“The splitting up of families because of Kristallnacht led many mothers to make the brave decision to send their children to strangers,” says Dr. Williams. “I’ve spoken with about 150 families from all over the world. Hanna Zach Miley [for instance] is a survivor who I speak with most days, and we have become great friends. We have learned so much from one another, and our friendship means the world to me. She is so inspiring, kind, and so open to talk about everything and anything with me. I’m so grateful for her presence in my life. All the survivors’ stories are so dear to me, [and] I am so thankful to them for sharing all that they do. Their determination to educate us is awe-inspiring, and their personalities and energies also encourage us to do more.”

Dr. Williams says she grew close to the subject of the Kindertransport since her father “was sent to Switzerland with the Red Cross when he was a child for health reasons. My grandparents had this old, battered suitcase in the loft with a little Red Cross logo on it. They also had letters, documents, photographs, and many Swiss objects around the house. When I was looking into our family story, I learned that Switzerland had a long history of taking in poorer children. The invitations to this country were part of a long-established humanitarian program. Similar visits involving French and Belgian children had taken place during the Second World War and continued into the late 1940s for displaced and refugee children across Europe. There was initially some discussion as to whether children from Britain should be invited to take part, because they did not fall into the same displaced category.

“This is essentially how I came to the Kindertransport [subject], as many ‘Kinder’ were helped by the Red Cross and taken to areas where my Dad stayed some 20 years earlier,” continues Dr. Williams. “These connections run deep for me [and my interest] grew because I spoke with the Kindertransport family.
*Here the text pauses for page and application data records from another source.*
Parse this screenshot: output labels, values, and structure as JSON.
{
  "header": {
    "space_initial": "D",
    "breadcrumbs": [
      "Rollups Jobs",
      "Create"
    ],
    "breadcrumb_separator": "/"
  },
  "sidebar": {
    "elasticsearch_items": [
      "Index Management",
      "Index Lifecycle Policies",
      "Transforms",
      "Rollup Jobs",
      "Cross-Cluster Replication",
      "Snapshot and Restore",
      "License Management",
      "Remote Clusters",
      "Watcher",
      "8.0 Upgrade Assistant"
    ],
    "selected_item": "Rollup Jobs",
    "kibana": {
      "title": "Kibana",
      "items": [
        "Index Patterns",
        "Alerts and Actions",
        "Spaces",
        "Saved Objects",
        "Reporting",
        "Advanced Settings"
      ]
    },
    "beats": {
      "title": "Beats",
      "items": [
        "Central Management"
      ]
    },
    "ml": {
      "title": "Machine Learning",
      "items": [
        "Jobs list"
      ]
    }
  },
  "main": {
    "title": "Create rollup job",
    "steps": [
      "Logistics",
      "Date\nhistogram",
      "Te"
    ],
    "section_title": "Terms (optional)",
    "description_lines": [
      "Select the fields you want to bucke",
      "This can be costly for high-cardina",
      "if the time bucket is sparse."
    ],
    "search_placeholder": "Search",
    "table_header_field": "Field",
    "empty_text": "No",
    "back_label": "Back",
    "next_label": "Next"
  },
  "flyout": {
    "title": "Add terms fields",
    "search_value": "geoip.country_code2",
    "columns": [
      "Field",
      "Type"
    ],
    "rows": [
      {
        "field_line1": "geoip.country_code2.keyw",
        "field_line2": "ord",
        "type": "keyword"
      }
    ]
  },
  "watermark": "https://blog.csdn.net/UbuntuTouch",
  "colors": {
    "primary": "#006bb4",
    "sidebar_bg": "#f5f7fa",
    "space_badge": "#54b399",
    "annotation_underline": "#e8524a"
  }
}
It is because of them that I am still researching this topic some ten years after my first degree. I always wanted to study this topic because I saw that there was a disconnect between how Britain remembered this historical event and the complex personal transnational memories of the survivors. My work aims to try to present the Kindertransport in all of its complexity.”

Dr. Williams is a member of the Kindertransport Association (KTA), a non-profit organization with chapters in Florida, California, and New York. Its mission continues to connect child Holocaust survivors with families and their descendants. “It means everything to be a member of the KTA, [as] I wouldn’t be able to do my work without them. They are incredibly supportive, and [many of whom have] become close friends. They also have put me in touch with many survivors and organizations, so I’m very grateful to them.” After the war ended, many Kindertransport children stayed in Britain or immigrated to the United States, Canada, Australia, and the newly formed State of Israel.

By Jared Feldschreiber